▶ MATERIAL FOR THE TASK:
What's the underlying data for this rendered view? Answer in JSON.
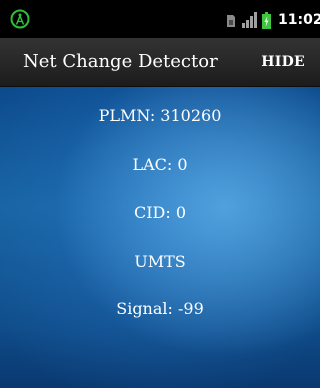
{
  "status_bar": {
    "time": "11:02",
    "app_icon": "antenna-tower-icon",
    "sim_icon": "sim-card-icon",
    "signal_icon": "signal-strength-icon",
    "battery_icon": "battery-charging-icon",
    "colors": {
      "app_icon": "#2fbf3a",
      "battery": "#3ec63e"
    }
  },
  "action_bar": {
    "title": "Net Change Detector",
    "hide_label": "HIDE"
  },
  "info": {
    "plmn": "PLMN: 310260",
    "lac": "LAC: 0",
    "cid": "CID: 0",
    "network_type": "UMTS",
    "signal": "Signal: -99"
  }
}
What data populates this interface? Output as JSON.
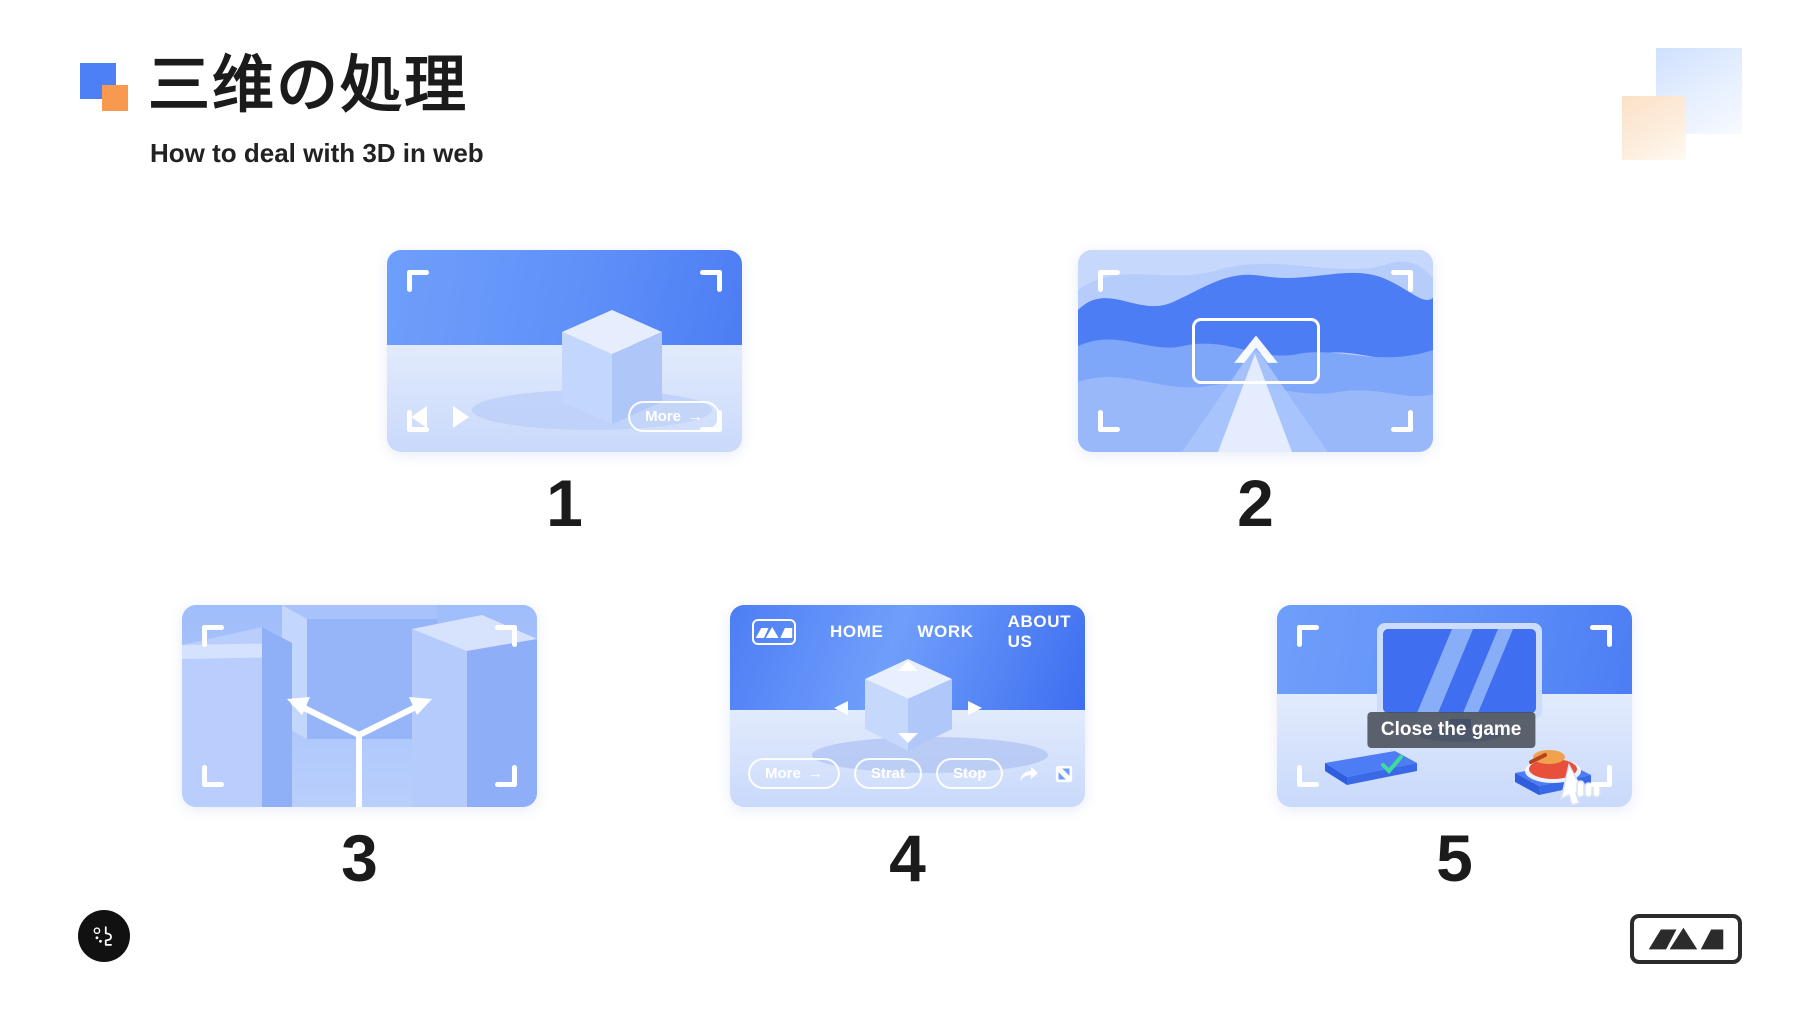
{
  "header": {
    "title": "三维の処理",
    "subtitle": "How to deal with 3D in web",
    "logo_blue_color": "#4d7ff5",
    "logo_orange_color": "#f79a50"
  },
  "cards": [
    {
      "number": "1",
      "name": "cube-viewer-card",
      "controls": {
        "prev": "prev-arrow",
        "next": "next-arrow",
        "more_label": "More",
        "more_arrow": "→"
      }
    },
    {
      "number": "2",
      "name": "terrain-upload-card",
      "controls": {
        "frame": "selection-frame",
        "arrow": "up-arrow"
      }
    },
    {
      "number": "3",
      "name": "axis-blocks-card",
      "controls": {
        "axis": "y-axis-arrows"
      }
    },
    {
      "number": "4",
      "name": "site-nav-cube-card",
      "nav": [
        {
          "label": "HOME"
        },
        {
          "label": "WORK"
        },
        {
          "label": "ABOUT US"
        }
      ],
      "buttons": [
        {
          "label": "More",
          "arrow": "→"
        },
        {
          "label": "Strat"
        },
        {
          "label": "Stop"
        }
      ],
      "icons": [
        "share-icon",
        "fullscreen-icon"
      ]
    },
    {
      "number": "5",
      "name": "desktop-game-card",
      "tooltip": "Close the game"
    }
  ],
  "footer": {
    "badge": "author-badge",
    "logo": "brand-logo"
  },
  "colors": {
    "sky": "#5f90f8",
    "ground": "#d6e2fc",
    "accent": "#4d7ff5",
    "text": "#1b1b1b"
  }
}
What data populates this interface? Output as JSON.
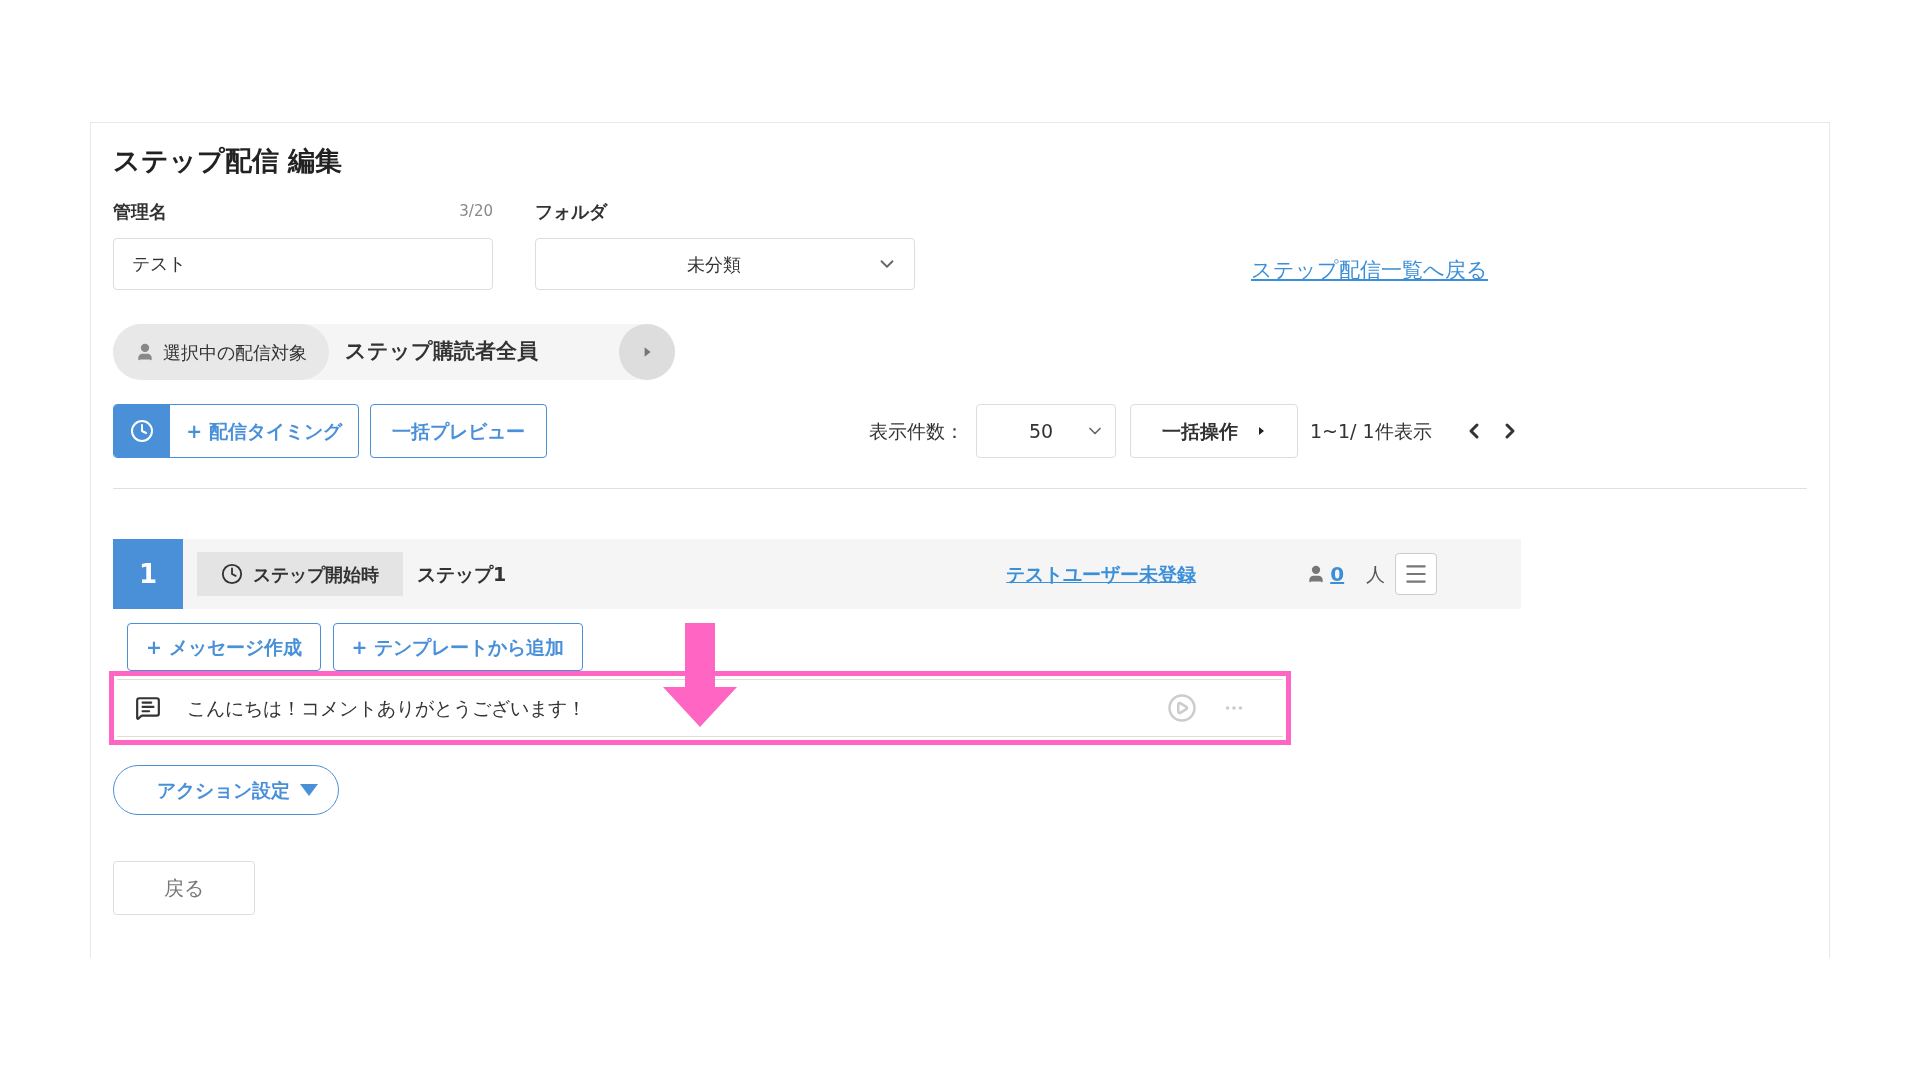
{
  "title": "ステップ配信 編集",
  "name_field": {
    "label": "管理名",
    "counter": "3/20",
    "value": "テスト"
  },
  "folder_field": {
    "label": "フォルダ",
    "value": "未分類"
  },
  "back_to_list_link": "ステップ配信一覧へ戻る",
  "target": {
    "label": "選択中の配信対象",
    "value": "ステップ購読者全員"
  },
  "toolbar": {
    "timing_button": "+ 配信タイミング",
    "preview_button": "一括プレビュー",
    "per_page_label": "表示件数：",
    "per_page_value": "50",
    "bulk_button": "一括操作",
    "paging_text": "1~1/ 1件表示"
  },
  "steps": [
    {
      "number": "1",
      "timing": "ステップ開始時",
      "name": "ステップ1",
      "test_user_link": "テストユーザー未登録",
      "count": "0",
      "count_unit": "人",
      "add_buttons": [
        "+ メッセージ作成",
        "+ テンプレートから追加"
      ],
      "messages": [
        {
          "text": "こんにちは！コメントありがとうございます！",
          "highlighted": true
        }
      ],
      "action_button": "アクション設定"
    }
  ],
  "footer_button": "戻る"
}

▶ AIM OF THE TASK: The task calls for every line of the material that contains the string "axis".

▶ EXERCISE OUTPUT:
      "name": "axis-blocks-card",
        "axis": "y-axis-arrows"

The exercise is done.